to the companionship of idle boys,
either on the river, when King Cold
held it in his icy clasp, or upon the
high hills that were snow-covered ; and
he found it very hard to overcome the
habit. Naturally Albert Elder was a
kind boy ; but at the time of the inci-
dent recorded in the first chapter, he
was fast becoming a slave to the evil
influences that surrounded him. The
little sermon of Lulu Day, although
delivered in wrath, had its effect upon
him. He began to feel how very mean
it was to torment any thing merely be-
cause it had no power io harm him,
and with the feeling dawned the con-
sciousness that Dick Jones was not a
good boy. This consciousness was


strengthened into firm belief when, on
the morning following the sermon, he
saw Dick take the turtle that he had
sold the day before, and he resolved
that he would have nothing more to
do with him.

Lulu encountered Albert on her way
to school in the afternoon.

The little girl's eyes were red from
the tears that had fallen at the misery
they had looked upon, and she was
walking on, feeling very unhappy, and
not noticing the beauty of the day, or
the birds that sung with all their
power to charm, when Albert said :

" I'm very sorry about the turtle ;
it was very mean to burn it."

Lulu was startled by the words. She
looked up and saw Albert.


"Tlie turtle is dead now; you killed
it !" she said.

" Oh ! no, it isn't ; Dick Jones picked
it up this morning close by your gate,
and carried it off — it was right lively."

" It's dead, and we're going to bury
it this afternoon, Thode and I."

" Where did you find it ?"

" Thode took it away from Dick
Jones this morning.

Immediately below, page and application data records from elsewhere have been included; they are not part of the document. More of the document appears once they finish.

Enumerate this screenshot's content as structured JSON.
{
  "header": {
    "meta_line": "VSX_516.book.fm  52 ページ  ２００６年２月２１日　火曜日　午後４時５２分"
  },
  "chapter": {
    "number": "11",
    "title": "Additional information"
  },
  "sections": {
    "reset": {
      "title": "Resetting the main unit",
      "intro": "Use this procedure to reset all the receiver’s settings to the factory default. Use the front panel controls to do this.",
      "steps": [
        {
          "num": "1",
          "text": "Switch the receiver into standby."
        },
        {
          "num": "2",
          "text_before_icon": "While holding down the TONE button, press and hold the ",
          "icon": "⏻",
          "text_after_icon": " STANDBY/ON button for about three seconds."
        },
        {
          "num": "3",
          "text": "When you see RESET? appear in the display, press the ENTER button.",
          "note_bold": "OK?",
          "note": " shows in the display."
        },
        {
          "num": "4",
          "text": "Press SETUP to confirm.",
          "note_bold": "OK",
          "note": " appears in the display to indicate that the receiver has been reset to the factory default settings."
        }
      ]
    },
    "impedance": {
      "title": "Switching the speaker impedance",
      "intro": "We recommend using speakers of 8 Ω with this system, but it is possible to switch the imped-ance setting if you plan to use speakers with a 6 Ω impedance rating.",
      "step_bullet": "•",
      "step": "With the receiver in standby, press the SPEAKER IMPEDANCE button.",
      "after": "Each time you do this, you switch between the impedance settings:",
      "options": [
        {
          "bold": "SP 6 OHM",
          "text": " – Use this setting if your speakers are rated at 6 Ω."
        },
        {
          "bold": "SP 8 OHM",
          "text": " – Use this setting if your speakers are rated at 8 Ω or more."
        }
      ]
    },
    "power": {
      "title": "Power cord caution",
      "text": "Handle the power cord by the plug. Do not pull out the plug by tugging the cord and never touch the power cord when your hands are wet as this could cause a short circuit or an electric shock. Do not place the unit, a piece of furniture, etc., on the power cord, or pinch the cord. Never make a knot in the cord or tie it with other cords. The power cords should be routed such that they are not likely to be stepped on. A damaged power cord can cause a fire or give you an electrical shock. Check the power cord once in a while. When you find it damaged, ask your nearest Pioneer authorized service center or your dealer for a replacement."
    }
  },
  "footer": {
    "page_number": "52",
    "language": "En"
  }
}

You see I had
tied my mark upon it, and it was
there when my brother found it."

" I'm very sorry !"

" So am I."

"May I come and help bury it?"

Albert spoke with such evident sin-
cerity, that Lulu could not refuse his
request, and so it was arranged that
Albert should be present.

Dick Jones was on his way for the


COWS just at the time in the afternoon
when Thode, Lulu, and Al])ert were
putting the turtle into the ground.

He called over the fence : " Come,
Albert Elder, come on for your cows."

"I'm not going yet; you needn't

"Needn't I? You are civil. I say,
what are you doing there?"

Theodore Day called out : " We are
finishing youi' work ; you may come in
and see."

Without the slio^htest idea of the
meaning his words conveyed, Dick
jumped over the fence and joined them.
A small hole had been dug in the
ground, and the dead turtle was lying
beside it.

" Whew ! what's the matter now ? Is
the thing dead?" asked Dick, and he


put out his foot to turn it over, but
Lulu darted forward in time to prevent
Lis toucli upon it.

"You've killed it witli matches and
pins, and now it's dead you shall not
kick it. I wanted you tied up to a
tree and pricked ; but papa said it
was wicked, and that I ought to ask
to have you forgiven instead of pun-
ished; but I should think you'd be
afraid of getting hurt in some way,
you're such a bad, wicked boy."

Theodore put the animal in its grave.
The sight of Dick made Lulu too in-
dignant to cry just then, and she threw
the fresh earth in, whilst Dick walked
a^vay without speaking one word.

The turtle's grave was made. Theo-

1 3 4 5 6 7 8

Online LibrarySarah J. (Sarah Johnson) PrichardThe old stone chimney → online text (page 1 of 8)